Instructions to follow:
Using the data below, copy every line that contains the word "your".

Provided data:
-------------------------

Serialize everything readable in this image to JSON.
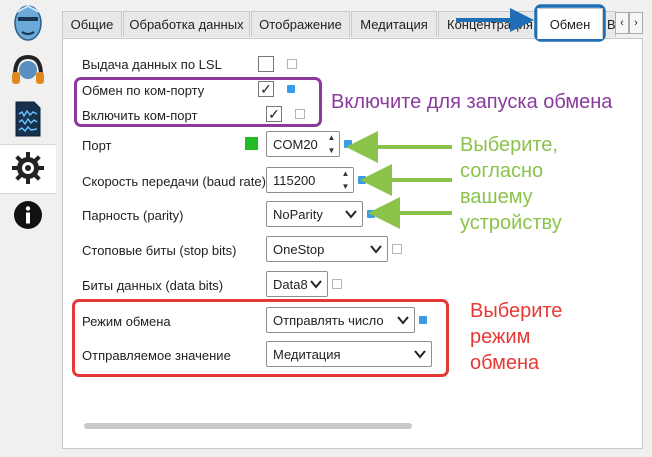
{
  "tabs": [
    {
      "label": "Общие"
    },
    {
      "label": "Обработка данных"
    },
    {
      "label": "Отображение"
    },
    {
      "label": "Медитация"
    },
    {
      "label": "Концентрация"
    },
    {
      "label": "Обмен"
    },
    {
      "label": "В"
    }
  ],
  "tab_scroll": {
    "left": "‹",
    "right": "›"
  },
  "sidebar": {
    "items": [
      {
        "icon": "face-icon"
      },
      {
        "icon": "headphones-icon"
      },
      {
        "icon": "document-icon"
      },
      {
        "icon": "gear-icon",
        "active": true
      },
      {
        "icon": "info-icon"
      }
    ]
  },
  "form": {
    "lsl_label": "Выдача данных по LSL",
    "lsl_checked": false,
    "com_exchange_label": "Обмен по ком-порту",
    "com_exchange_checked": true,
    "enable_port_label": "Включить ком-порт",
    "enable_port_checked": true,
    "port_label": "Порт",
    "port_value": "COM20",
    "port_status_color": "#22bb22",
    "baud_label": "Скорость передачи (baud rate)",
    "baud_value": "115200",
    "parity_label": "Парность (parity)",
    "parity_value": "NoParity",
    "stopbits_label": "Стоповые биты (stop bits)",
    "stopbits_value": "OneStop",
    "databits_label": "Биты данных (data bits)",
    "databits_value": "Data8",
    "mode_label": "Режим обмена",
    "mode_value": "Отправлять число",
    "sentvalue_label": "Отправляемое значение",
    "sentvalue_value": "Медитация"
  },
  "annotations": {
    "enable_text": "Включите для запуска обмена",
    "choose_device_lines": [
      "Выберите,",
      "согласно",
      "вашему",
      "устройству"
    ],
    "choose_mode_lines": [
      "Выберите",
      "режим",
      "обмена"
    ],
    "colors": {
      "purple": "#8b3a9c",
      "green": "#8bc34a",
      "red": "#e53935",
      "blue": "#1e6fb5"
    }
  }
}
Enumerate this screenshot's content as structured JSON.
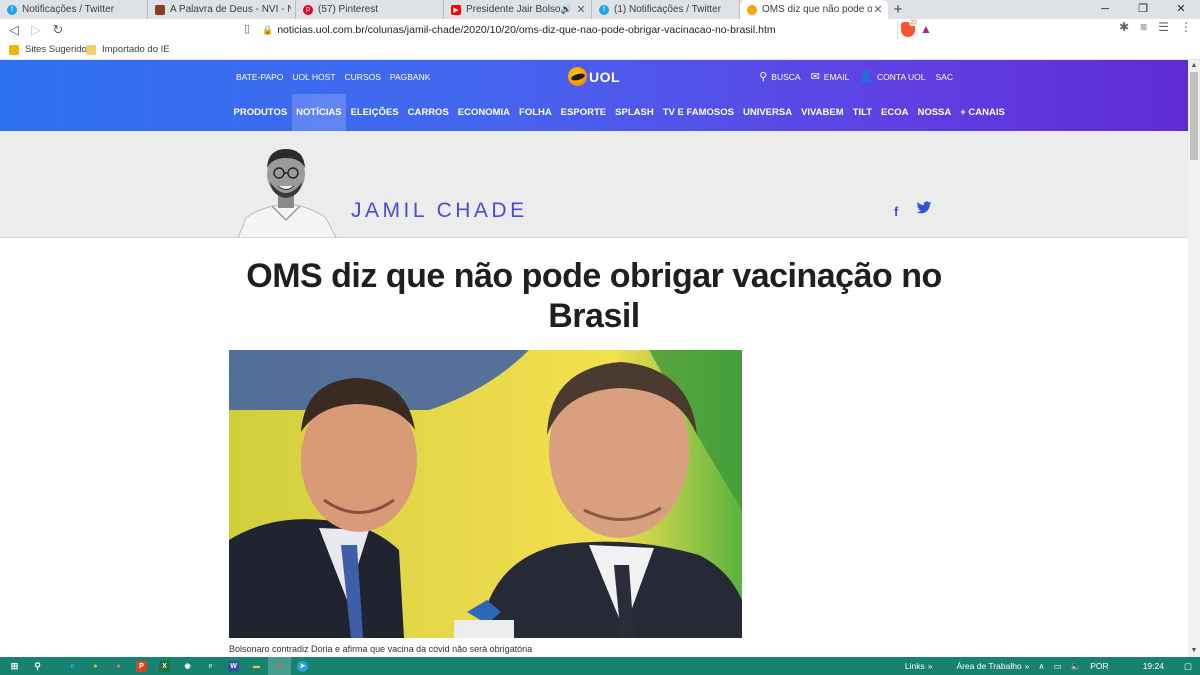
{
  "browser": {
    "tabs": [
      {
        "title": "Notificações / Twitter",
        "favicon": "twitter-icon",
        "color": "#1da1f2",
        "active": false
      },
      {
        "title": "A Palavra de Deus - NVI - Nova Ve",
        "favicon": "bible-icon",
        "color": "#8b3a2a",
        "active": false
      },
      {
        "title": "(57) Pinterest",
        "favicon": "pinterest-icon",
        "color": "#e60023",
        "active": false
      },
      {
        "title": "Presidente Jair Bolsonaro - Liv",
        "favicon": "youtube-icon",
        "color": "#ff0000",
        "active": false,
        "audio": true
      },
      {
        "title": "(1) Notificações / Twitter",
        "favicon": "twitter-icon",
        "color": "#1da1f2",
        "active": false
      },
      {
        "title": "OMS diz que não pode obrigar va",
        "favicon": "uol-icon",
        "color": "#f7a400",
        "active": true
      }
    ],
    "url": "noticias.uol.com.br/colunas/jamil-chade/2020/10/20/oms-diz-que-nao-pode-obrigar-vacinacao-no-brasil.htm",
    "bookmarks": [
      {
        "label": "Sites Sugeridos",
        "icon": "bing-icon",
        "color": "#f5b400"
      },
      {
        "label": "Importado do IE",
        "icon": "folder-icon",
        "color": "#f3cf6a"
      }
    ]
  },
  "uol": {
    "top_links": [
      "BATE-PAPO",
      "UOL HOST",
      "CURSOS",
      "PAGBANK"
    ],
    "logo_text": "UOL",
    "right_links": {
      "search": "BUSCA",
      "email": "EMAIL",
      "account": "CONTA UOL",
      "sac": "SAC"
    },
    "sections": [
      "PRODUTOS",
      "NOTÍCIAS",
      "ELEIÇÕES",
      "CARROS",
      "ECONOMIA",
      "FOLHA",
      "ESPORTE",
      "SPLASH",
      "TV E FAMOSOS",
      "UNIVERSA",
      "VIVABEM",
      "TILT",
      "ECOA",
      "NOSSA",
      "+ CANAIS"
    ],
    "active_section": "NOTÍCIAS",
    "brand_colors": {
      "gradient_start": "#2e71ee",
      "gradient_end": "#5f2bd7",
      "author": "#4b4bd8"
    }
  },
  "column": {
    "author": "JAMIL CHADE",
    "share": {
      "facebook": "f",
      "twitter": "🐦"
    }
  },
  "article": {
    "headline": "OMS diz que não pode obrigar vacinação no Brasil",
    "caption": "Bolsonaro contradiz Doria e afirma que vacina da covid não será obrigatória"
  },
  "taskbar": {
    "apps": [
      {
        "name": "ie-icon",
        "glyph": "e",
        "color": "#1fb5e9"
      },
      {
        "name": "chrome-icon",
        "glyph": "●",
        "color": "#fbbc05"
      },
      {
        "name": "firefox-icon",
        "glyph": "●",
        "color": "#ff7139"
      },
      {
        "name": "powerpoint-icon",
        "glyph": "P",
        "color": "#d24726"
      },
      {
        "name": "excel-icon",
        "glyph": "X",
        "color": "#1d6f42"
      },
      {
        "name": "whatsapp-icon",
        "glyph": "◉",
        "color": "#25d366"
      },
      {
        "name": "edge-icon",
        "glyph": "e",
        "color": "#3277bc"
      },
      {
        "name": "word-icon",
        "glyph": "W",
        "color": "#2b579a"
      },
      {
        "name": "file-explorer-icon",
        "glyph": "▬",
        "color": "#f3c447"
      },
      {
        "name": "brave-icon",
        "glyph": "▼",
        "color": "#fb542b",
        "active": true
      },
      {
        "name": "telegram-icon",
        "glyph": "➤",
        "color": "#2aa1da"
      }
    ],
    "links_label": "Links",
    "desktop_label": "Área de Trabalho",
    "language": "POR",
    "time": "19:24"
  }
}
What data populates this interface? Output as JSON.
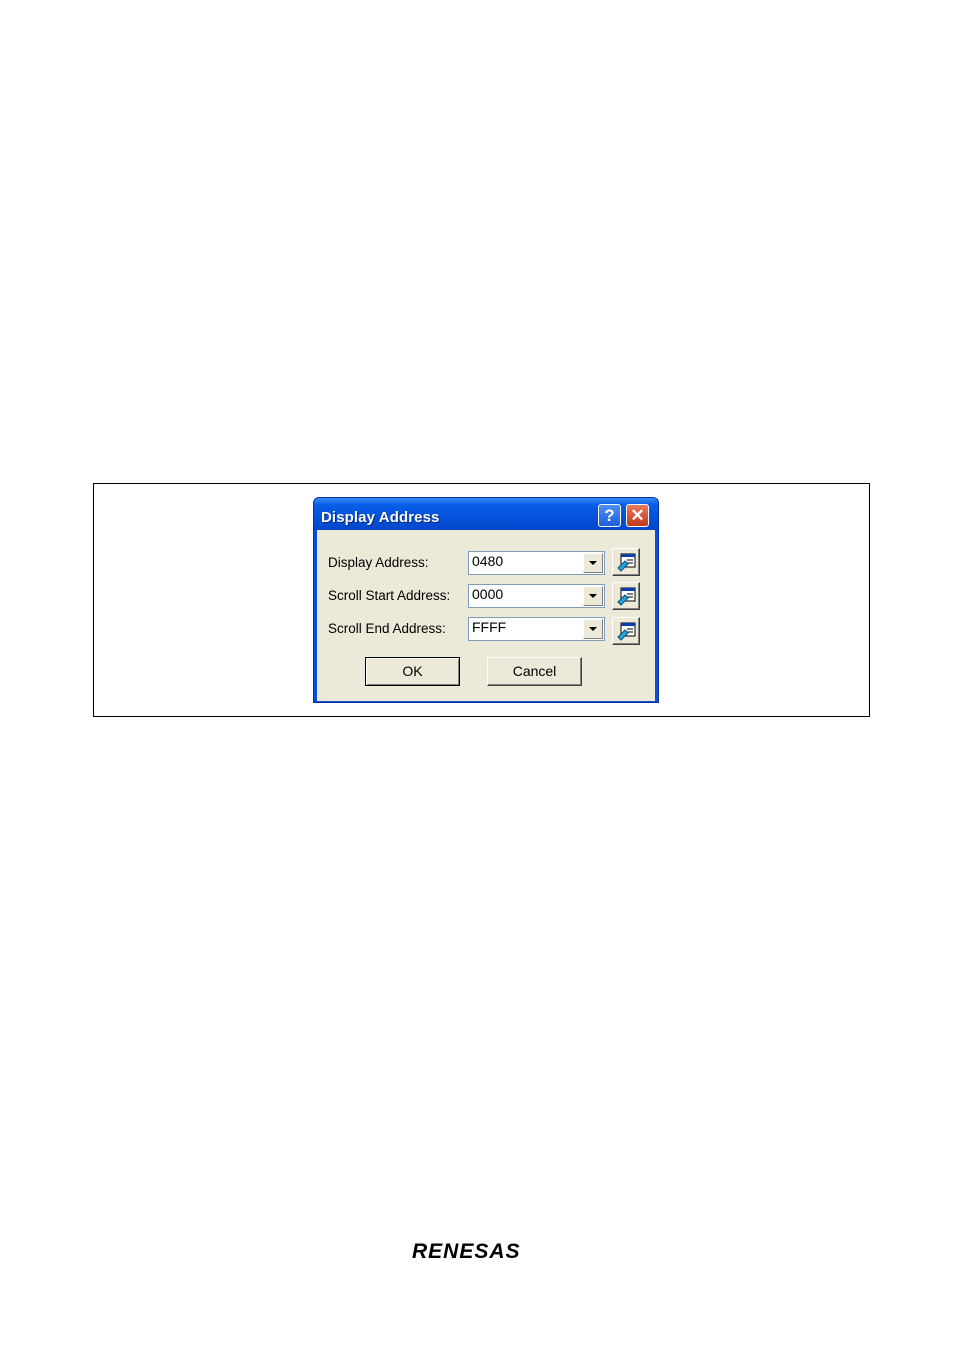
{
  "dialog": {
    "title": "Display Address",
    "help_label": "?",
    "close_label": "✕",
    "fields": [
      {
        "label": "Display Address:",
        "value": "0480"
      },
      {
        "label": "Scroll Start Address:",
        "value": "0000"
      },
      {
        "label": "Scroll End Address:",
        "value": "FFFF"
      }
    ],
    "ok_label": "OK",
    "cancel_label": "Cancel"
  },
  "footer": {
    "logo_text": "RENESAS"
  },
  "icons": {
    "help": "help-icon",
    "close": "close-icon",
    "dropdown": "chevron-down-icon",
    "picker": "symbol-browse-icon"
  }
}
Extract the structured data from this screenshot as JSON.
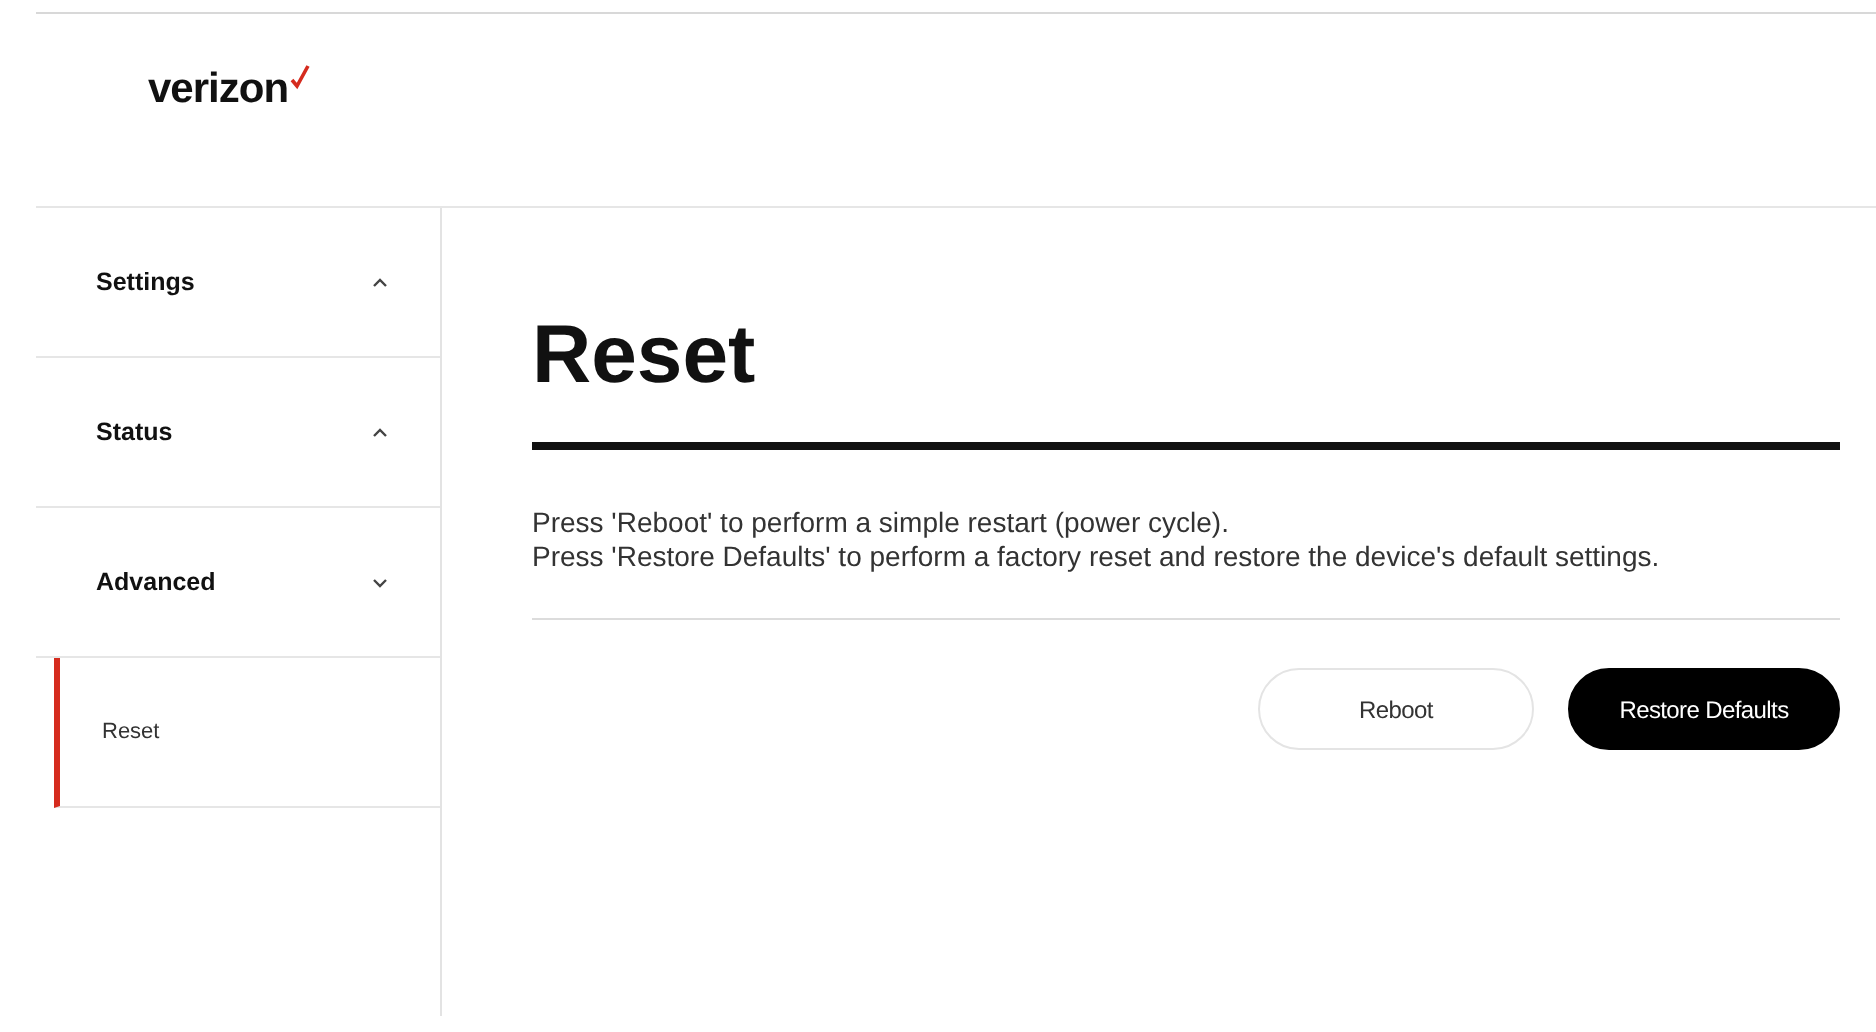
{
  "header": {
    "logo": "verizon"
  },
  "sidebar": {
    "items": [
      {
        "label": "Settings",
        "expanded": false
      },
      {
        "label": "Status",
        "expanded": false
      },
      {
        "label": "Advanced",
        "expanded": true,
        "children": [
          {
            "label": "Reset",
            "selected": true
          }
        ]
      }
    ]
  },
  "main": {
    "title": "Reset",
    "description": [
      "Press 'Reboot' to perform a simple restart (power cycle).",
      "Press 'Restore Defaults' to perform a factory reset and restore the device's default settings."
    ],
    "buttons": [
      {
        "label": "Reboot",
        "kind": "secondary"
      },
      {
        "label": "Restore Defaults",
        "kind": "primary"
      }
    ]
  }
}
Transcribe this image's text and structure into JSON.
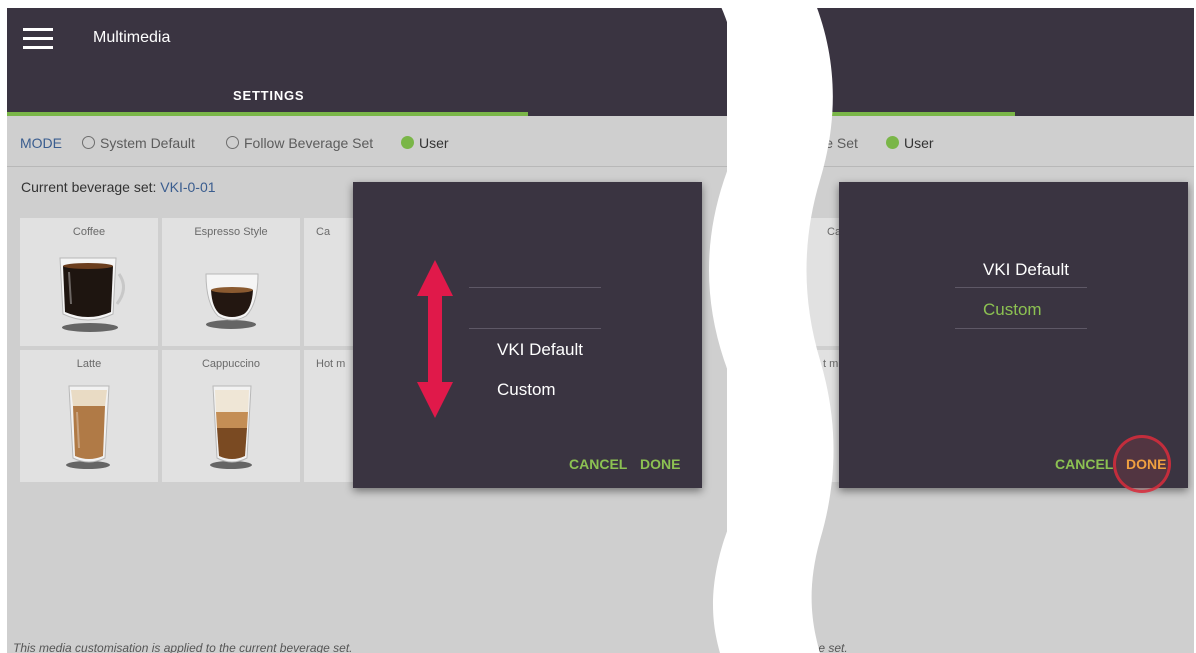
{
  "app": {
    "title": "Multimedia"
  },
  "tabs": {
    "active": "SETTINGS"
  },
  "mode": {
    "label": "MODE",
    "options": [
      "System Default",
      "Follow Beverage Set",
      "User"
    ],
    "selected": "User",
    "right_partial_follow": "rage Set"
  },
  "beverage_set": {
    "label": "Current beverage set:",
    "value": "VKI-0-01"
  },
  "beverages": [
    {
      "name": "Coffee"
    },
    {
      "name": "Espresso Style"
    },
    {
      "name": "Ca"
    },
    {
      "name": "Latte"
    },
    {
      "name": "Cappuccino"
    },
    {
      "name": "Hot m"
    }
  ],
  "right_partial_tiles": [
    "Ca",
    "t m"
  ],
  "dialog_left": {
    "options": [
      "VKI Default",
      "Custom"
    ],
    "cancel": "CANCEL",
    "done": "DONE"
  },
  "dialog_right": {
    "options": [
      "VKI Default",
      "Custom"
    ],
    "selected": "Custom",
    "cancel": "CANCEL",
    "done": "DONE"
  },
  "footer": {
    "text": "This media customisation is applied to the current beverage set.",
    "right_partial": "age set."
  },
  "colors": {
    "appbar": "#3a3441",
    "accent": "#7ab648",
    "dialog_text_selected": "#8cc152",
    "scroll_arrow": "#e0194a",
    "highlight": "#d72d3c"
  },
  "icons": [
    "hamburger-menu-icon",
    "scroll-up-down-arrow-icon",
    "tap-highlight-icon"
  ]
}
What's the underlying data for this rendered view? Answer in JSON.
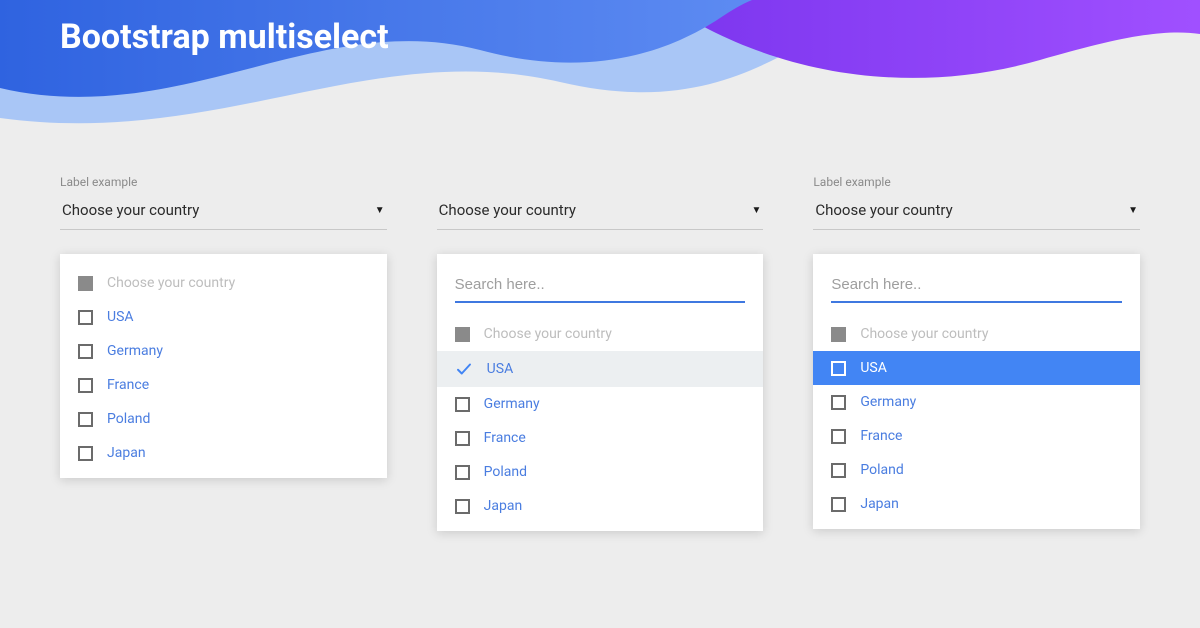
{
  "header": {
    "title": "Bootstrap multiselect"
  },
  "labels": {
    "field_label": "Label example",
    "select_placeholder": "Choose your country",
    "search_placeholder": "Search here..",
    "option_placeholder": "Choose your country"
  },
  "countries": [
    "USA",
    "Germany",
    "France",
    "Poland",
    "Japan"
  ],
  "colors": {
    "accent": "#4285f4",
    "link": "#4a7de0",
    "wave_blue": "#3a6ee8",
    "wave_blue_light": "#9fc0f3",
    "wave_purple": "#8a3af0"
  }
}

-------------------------

Answer to this exercise:
    "select_placeholder": "Choose your country",
    "option_placeholder": "Choose your country"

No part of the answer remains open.